"Facts of Slavery" - James Redpath - New York Tribune
We learn from The Norfolk Beacon that one of the first acts of Judge Baker, of the Superior Court on Monday, Jan. 9, was to sentence Mrs. Douglas, who was convicted at the last term for instructing negroes to read and write, contrary to law, to one month's imprisonment to the city jail, which sentence was immediately carried into execution.
The Deacon had an old slave that had been in the habit of running away, but had always been caught, until finally about two weeks ago he made another escape. No sooner was the old thing missing than cousin H borrowed neighbor P's hounds and started in search of him. He had not proceeded far in the woods before he found the old man perched upon a limb of a large tree. He ordered him several times to come down, but the old man, stubborn as an ass, still maintained his position. The deacon then becoming excited, fired his gun at him. The ball passed through his ankle and mangled it in such a manner that it mortified and he died.
A Case of Cruelty and Torture
Before the Jury, one of Mr. Lewis's neighbors, Mr. David Montgomery, of revolutionary descent, testified that on the first Monday of March,which was County Court day, the younger girl above spoken ran into his house in a state of complete nakedness, and that her first words besought them "to please let her warm by their fire." Upon examination by this neighbor and wife the girl was found to have been most cruelly treated.
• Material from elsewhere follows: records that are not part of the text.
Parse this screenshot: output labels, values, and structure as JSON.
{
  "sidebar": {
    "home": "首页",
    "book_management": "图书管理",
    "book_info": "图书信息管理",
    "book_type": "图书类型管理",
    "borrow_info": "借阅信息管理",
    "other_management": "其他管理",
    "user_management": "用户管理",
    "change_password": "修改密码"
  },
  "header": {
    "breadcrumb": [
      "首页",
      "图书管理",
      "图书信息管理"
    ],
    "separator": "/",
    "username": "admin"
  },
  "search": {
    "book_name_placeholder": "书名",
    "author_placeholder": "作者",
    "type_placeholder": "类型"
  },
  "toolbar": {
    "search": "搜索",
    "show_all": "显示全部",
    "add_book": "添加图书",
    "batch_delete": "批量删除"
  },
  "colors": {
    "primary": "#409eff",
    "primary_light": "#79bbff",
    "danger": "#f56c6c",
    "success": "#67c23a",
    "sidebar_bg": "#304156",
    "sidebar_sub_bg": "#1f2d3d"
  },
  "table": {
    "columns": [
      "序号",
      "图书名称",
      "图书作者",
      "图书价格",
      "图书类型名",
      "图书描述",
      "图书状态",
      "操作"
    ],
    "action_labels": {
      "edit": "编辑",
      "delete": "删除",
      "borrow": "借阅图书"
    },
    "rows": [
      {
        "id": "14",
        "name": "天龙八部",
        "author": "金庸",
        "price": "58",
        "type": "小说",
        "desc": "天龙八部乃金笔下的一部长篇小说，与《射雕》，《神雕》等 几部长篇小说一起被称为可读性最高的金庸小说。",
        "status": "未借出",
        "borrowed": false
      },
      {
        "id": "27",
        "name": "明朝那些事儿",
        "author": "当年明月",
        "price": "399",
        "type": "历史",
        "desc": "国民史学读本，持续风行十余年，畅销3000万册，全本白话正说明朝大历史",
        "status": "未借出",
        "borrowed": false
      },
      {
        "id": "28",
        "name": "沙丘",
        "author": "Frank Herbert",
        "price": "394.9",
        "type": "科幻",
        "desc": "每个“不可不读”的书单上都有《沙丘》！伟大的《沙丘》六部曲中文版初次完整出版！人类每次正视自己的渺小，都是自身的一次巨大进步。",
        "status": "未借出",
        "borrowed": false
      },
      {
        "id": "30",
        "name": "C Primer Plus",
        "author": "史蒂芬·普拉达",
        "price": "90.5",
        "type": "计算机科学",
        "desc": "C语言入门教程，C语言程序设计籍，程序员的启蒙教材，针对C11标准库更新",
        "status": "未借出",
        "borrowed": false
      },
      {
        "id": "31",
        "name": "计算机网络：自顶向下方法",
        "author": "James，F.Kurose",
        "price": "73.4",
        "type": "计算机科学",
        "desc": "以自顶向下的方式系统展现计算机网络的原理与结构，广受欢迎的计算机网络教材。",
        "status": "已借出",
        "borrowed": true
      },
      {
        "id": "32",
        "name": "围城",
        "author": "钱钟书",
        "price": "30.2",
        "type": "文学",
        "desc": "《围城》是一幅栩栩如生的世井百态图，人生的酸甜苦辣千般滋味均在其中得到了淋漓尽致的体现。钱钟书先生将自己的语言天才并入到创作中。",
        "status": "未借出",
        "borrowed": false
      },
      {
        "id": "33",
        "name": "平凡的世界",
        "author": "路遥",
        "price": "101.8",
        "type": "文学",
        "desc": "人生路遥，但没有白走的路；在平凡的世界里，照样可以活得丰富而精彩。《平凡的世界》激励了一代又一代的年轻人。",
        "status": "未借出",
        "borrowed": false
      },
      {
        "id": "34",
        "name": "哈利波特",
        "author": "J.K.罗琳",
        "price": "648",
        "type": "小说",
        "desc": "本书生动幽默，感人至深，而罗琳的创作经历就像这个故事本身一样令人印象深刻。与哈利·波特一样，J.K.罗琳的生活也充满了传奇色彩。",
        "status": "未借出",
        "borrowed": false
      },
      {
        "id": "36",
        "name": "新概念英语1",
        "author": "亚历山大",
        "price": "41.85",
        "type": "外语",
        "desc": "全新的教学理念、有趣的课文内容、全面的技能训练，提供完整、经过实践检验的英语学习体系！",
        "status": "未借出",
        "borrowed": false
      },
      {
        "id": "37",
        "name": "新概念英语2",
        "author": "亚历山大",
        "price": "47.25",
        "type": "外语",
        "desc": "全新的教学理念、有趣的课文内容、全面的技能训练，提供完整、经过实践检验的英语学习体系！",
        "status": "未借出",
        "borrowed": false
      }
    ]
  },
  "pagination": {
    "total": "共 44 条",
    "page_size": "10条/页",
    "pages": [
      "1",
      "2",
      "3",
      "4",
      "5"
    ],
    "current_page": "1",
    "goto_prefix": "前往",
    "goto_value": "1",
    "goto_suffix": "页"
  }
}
She showed burns that evidently were made with hot irons upon her neck, her face, her hands under both arms, between her legs, both behind and before, beside bruises upon her head and bleeding at the ears.